TO DO: In the data below, find every line with the word "this" and copy it.

Dataset excerpts
·····
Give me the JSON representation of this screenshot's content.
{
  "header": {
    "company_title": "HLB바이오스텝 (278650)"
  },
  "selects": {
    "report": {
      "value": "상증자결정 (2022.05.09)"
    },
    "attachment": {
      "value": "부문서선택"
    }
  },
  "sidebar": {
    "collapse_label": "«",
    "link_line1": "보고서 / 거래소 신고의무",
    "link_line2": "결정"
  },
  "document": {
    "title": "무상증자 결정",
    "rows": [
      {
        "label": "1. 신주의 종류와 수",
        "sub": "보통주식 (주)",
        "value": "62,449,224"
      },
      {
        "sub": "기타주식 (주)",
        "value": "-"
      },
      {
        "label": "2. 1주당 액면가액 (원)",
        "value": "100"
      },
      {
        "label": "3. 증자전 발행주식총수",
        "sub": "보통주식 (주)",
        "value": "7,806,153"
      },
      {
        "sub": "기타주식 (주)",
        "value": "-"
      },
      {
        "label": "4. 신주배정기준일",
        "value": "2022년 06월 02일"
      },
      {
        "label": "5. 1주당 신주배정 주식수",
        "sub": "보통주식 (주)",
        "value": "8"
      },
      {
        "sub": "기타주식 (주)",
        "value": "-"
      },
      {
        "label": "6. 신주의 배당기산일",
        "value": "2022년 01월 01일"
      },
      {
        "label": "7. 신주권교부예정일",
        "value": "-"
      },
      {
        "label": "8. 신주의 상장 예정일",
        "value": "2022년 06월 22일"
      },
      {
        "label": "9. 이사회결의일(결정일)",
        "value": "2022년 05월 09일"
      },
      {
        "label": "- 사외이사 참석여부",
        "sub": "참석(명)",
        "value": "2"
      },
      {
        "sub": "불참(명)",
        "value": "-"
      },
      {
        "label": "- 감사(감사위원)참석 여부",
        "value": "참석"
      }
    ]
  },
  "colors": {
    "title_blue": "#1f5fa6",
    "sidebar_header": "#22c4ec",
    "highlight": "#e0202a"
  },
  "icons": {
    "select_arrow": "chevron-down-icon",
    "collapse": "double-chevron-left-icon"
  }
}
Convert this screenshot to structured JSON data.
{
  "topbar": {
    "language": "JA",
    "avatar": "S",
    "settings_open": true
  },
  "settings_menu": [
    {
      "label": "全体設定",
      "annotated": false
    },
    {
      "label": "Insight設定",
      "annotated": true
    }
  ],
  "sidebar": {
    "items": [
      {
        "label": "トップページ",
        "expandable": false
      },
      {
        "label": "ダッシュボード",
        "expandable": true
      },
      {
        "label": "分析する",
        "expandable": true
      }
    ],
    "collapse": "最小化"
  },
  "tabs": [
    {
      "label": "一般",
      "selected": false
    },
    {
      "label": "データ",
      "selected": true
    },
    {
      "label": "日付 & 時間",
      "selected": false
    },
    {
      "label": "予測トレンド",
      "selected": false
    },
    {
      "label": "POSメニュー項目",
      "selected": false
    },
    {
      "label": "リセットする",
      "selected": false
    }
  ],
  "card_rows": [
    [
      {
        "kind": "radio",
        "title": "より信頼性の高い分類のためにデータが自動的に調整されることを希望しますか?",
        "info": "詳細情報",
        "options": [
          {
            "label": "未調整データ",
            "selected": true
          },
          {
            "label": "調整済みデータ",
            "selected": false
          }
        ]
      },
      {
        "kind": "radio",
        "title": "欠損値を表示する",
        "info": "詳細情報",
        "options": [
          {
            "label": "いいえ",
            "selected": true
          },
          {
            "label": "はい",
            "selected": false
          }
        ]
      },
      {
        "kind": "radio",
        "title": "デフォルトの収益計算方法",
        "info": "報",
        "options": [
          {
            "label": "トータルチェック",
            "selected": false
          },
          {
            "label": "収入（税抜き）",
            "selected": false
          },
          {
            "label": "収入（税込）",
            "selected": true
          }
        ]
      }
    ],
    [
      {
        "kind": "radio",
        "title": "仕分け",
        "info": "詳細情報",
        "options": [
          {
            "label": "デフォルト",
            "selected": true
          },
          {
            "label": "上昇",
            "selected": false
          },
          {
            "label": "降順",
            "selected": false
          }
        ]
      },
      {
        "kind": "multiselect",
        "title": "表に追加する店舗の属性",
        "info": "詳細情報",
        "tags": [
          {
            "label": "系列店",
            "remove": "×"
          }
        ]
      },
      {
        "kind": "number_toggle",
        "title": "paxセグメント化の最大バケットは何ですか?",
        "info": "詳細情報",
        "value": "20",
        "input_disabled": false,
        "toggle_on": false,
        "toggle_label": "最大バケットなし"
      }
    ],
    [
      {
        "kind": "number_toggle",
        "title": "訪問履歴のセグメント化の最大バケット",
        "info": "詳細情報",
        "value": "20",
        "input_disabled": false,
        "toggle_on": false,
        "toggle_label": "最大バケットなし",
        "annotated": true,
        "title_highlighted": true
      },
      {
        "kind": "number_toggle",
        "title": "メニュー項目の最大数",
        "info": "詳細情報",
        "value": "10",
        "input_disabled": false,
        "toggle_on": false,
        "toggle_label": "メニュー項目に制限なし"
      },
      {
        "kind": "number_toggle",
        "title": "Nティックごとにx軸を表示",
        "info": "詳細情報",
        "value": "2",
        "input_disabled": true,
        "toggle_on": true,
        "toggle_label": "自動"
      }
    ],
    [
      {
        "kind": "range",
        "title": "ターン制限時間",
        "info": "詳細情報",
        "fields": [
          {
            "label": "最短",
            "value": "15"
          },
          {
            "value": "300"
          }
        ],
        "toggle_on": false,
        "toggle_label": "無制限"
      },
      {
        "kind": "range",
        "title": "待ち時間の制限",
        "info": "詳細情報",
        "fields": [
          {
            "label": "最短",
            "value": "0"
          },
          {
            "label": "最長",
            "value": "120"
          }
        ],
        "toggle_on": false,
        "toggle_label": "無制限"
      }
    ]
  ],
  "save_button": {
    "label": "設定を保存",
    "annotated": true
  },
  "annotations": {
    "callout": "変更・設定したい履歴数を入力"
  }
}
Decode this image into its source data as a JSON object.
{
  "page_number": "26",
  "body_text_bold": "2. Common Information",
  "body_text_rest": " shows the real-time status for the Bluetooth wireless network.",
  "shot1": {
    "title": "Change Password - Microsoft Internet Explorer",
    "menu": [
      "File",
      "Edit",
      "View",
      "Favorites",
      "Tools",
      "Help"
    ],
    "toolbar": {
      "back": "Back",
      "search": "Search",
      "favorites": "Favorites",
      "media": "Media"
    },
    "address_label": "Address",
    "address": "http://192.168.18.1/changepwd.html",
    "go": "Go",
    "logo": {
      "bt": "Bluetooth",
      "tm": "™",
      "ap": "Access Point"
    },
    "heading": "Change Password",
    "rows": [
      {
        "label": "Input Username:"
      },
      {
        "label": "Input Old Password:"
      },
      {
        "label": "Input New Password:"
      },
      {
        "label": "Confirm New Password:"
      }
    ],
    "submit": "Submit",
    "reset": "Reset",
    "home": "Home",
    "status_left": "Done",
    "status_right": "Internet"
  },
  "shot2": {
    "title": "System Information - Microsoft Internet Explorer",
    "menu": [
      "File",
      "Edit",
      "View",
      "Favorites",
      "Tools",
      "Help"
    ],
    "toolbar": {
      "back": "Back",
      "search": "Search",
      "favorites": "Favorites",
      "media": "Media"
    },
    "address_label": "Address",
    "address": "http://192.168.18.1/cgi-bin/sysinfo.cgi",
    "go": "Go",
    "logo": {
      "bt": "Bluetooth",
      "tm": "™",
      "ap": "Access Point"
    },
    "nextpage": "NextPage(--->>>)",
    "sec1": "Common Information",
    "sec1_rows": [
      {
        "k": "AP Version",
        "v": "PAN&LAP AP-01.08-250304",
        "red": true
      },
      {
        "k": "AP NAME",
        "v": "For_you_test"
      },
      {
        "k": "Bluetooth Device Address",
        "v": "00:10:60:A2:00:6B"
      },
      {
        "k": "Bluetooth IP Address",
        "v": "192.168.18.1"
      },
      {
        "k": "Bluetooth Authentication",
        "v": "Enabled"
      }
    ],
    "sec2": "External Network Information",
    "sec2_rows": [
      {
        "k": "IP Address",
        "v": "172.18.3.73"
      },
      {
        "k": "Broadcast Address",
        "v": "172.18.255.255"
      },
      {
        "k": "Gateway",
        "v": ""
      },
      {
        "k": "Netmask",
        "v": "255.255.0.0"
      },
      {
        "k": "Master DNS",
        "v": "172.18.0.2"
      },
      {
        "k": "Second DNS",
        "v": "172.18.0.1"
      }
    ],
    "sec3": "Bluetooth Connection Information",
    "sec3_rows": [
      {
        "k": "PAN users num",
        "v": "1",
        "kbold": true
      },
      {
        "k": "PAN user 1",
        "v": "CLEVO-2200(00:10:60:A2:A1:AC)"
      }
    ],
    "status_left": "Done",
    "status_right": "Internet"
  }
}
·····
EXERCISE RESPONSE:
Give me the JSON representation of this screenshot's content.
Convert this screenshot to structured JSON data.
Decode this image into its source data as a JSON object.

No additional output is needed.